It seems sensible to assume that healthcare organisations that do research provide better care. However, up until now, there has been little evidence to support this. A new evidence synthesis study  funded by the NIHR Health Services and Delivery Research Programme aims to address this.  It concludes that where clinicians and health-care organisations engage with research, there is a greater likelihood of a positive impact on health care performance.


A review in 2011 found ‘no apparent evidence’ that patients treated by practitioners or in institutions that were research-active did worse than patients treated elsewhere. The 2013 review aims to update and expand this work, drawing on more recently published literature from wider sources to explore how research engagement might improve health care performance.

What did they do?

The study adopted an ‘hourglass’ review consisting of a wide planning and mapping stage, followed by a highly focussed review and subsequently a wider but less systematic review. They included papers that looked at the effect of being research active on clinical performance, where ‘research active’ was defined as:

  • Staff  that undertook research studies
  • Staff that received or provided research training
  • Staff or organisations that participated in or supported  networks to identify the needs for further research
  • Staff that played an active role within the whole research cycle, including research design
  • Organisations that supported their staff to be engaged in research

And ‘Performance’ was defined as improvements in the processes and outcomes of care.

What were the results?

The team found evidence that collaborative and action research were effective methods of research engagement that improved health-care performance. The improvements were demonstrated in health care processes as well as some improvement in patient outcomes.

Additionally, it found that organisations that fully incorporated research function into their structure had better health care performance (i.e. improvements in the processes and outcomes of care) than organisations that did not take this integrated approach.

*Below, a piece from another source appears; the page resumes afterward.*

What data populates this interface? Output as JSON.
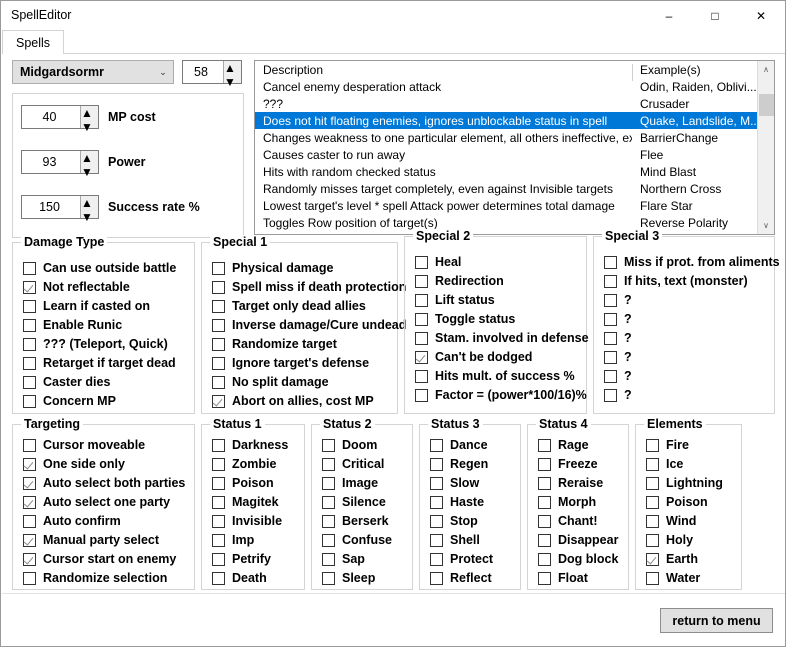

We still don't know why these improvements were observed. This is most likely due to a complicated network of mechanisms at work, each of which operating differently depending on the context. Evidence of each mechanism is also limited and therefore more research is needed.

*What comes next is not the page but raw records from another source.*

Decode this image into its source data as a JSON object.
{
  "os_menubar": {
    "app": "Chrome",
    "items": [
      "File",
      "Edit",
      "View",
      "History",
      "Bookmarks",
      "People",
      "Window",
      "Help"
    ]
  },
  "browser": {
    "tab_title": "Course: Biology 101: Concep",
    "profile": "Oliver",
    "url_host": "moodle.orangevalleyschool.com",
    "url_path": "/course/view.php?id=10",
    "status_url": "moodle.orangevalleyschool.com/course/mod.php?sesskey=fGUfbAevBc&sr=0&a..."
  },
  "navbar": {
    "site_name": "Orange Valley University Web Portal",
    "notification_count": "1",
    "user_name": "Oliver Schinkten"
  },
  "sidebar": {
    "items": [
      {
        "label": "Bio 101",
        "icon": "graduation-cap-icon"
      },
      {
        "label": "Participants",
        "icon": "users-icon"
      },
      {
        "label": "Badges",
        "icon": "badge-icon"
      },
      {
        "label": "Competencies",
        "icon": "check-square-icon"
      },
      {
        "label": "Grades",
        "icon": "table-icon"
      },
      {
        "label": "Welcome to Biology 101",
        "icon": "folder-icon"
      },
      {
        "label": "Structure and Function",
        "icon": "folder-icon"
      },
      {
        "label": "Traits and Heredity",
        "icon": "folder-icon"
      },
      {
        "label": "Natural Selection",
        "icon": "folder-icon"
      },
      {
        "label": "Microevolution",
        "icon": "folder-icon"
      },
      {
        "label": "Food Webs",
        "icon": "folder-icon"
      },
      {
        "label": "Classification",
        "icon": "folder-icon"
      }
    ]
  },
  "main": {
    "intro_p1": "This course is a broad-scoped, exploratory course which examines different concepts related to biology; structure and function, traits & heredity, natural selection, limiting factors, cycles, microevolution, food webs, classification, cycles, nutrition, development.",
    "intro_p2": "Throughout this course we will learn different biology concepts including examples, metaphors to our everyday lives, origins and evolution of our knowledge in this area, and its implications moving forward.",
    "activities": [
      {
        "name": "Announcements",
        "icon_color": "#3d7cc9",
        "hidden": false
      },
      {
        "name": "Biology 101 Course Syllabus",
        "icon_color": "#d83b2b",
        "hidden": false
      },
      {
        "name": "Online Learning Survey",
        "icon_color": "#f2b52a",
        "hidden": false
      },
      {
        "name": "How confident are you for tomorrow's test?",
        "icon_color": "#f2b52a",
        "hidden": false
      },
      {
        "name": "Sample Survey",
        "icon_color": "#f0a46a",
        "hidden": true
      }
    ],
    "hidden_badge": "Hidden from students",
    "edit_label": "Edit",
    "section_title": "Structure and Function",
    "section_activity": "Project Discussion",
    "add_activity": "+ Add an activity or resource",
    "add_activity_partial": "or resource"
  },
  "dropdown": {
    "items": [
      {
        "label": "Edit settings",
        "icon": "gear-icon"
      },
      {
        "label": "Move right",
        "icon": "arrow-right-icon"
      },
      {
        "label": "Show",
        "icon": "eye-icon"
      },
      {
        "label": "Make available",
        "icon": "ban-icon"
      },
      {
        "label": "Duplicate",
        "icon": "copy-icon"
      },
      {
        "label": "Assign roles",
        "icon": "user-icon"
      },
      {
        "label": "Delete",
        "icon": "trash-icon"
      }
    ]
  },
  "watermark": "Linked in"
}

What does this mean for charities?

This study showed that engagement of clinicians and organisations in research brought a definite improvement in clinical processes and some improvement in patient outcomes.

Our vision for research in the NHS outlines steps to ensure NHS staff see the importance of research, how to use its findings to improve care, and know how to take part in research. This study shows how important this call is, not just to make sure that more NHS staff can take part in research and help their patients take part, but that this process of taking part can help the whole NHS provide a better service and improve health outcomes for patients.